--- Exercise description ---
Pull every line with "down" from the data below and copy it.

--- Data records ---
══════════════════════════════

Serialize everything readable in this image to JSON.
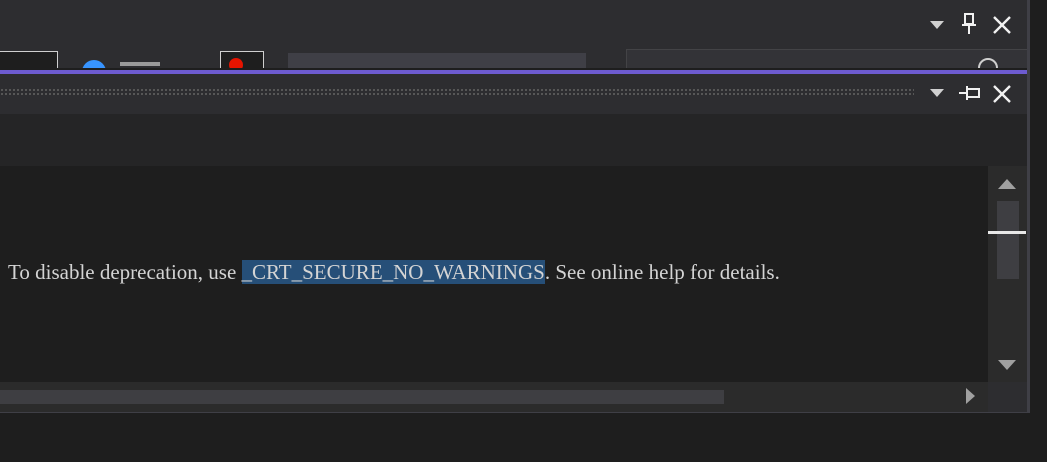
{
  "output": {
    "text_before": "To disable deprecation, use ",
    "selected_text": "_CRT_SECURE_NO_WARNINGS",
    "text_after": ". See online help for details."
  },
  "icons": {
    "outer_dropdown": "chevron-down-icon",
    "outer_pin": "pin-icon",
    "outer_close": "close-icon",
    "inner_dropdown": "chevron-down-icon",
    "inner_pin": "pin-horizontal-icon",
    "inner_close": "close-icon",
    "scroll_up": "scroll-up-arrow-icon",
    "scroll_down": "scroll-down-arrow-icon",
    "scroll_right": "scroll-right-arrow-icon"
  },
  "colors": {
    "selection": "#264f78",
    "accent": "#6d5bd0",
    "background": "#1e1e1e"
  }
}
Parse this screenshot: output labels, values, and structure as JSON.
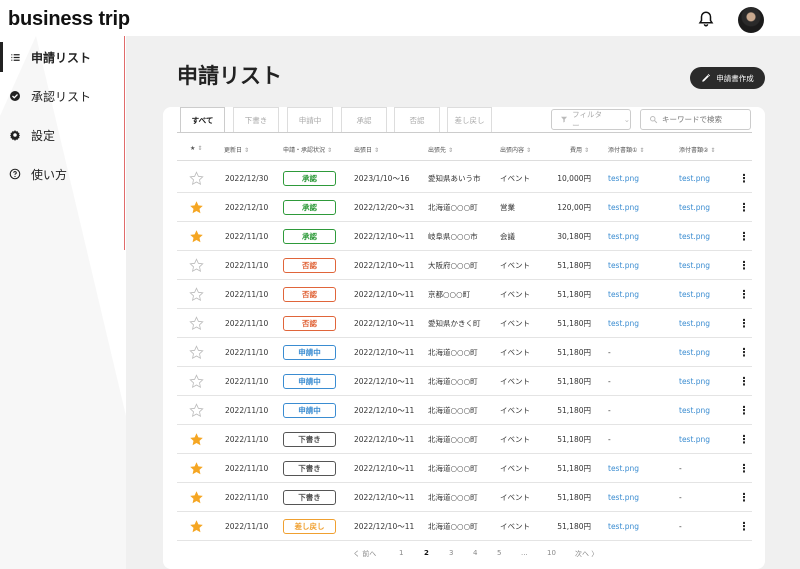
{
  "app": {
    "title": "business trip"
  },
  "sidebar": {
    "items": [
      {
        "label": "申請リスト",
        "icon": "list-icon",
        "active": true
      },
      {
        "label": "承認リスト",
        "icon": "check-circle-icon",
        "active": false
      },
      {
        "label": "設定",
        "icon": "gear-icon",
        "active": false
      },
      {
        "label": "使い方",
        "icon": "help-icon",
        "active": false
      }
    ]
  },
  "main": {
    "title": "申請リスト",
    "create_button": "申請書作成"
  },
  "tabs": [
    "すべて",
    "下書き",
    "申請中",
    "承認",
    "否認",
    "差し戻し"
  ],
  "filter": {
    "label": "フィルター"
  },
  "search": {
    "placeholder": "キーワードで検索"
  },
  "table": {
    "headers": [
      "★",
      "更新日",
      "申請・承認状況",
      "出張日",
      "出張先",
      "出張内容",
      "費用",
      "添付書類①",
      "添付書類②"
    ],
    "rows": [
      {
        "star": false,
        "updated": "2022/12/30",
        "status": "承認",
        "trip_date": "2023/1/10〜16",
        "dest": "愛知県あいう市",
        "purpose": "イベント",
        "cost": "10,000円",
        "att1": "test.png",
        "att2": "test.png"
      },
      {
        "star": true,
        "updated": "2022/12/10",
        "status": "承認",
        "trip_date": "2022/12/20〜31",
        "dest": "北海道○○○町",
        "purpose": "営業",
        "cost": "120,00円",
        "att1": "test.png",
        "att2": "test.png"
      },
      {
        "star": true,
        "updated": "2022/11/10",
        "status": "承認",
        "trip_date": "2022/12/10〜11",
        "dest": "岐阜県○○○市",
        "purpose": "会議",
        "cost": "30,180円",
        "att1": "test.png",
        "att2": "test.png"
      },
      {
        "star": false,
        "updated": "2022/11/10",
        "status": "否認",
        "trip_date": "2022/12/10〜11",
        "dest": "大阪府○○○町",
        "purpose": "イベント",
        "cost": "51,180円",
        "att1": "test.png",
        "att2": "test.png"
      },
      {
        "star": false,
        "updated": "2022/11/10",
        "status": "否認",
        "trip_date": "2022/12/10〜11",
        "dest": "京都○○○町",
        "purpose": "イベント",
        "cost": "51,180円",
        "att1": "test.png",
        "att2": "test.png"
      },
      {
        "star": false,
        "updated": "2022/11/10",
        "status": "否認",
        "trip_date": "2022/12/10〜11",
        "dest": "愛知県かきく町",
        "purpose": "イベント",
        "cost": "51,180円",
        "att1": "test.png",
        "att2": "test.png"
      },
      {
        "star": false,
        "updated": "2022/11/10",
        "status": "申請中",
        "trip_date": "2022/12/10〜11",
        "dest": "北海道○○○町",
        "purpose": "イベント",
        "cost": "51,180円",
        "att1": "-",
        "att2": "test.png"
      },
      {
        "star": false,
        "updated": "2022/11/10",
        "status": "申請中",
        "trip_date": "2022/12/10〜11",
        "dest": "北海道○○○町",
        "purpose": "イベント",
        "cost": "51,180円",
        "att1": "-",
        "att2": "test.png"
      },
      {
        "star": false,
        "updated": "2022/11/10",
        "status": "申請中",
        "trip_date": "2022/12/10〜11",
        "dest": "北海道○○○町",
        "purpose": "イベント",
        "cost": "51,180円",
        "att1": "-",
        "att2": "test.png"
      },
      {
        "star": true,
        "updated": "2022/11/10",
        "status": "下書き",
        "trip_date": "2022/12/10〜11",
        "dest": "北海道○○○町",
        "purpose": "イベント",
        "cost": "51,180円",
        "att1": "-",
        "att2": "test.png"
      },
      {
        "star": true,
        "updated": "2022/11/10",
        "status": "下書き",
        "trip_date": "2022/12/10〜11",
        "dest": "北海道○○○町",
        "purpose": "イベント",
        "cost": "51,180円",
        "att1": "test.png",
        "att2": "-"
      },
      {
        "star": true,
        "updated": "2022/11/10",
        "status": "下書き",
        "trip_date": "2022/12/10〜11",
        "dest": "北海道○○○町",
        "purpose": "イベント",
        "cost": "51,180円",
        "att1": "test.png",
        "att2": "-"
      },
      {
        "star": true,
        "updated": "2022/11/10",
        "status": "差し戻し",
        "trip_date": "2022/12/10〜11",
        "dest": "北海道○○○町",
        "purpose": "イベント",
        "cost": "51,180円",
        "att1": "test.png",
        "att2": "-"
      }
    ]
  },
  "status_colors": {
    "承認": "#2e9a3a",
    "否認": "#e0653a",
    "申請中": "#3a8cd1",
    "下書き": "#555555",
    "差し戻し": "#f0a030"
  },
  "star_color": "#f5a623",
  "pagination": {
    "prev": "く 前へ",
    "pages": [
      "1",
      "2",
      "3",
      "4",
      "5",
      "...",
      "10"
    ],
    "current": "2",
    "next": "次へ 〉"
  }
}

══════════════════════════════

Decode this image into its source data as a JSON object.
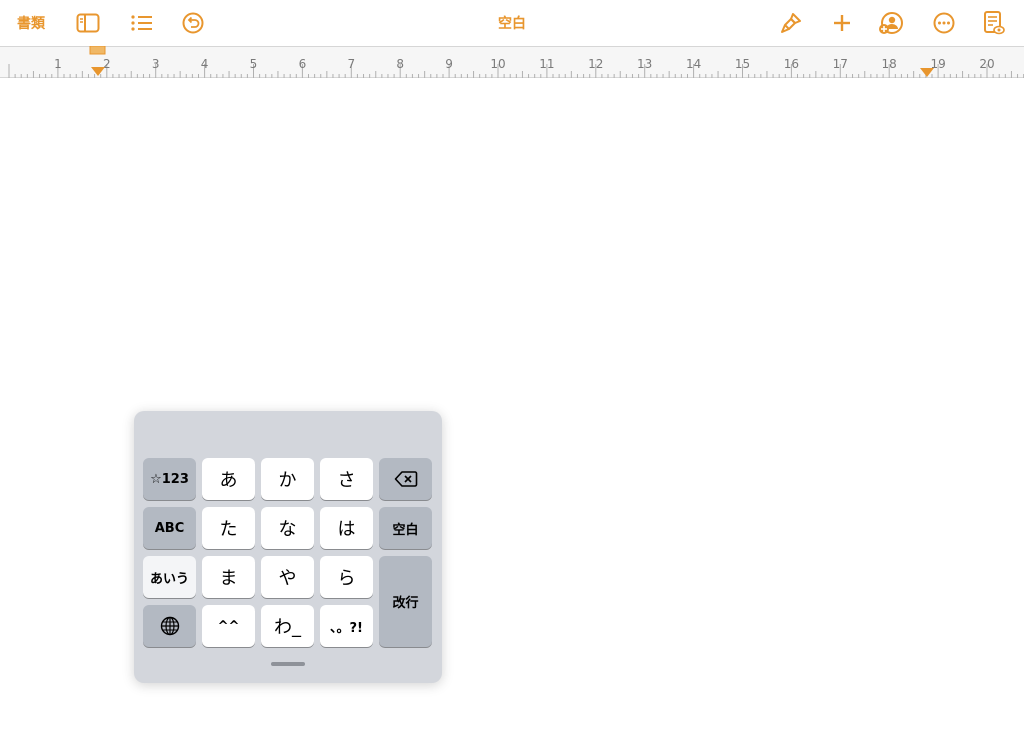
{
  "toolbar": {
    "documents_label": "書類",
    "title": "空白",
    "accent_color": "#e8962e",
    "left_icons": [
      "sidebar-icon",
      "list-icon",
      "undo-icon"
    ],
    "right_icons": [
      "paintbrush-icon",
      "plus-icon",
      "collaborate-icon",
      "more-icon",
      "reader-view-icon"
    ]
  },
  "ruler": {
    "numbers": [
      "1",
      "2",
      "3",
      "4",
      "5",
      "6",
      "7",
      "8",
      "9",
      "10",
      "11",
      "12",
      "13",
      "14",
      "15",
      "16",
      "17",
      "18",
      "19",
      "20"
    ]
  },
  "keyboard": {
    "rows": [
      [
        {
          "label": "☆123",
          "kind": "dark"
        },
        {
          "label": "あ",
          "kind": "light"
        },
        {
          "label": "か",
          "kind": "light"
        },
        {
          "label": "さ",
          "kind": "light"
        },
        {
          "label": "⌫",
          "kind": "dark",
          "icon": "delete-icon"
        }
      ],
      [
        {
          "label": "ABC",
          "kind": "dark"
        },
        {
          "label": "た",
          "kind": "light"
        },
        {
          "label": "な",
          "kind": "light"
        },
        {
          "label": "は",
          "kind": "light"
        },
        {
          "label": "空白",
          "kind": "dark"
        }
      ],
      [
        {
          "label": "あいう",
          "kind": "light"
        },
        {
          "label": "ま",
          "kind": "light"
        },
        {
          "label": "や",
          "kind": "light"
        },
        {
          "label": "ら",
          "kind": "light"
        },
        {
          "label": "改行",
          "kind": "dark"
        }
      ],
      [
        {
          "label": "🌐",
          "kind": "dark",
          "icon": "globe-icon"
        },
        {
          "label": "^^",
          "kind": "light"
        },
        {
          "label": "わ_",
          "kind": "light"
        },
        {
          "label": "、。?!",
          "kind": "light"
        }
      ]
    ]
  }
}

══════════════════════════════

--- Completed exercise ---
    "outer_dropdown": "chevron-down-icon",
    "inner_dropdown": "chevron-down-icon",
    "scroll_down": "scroll-down-arrow-icon",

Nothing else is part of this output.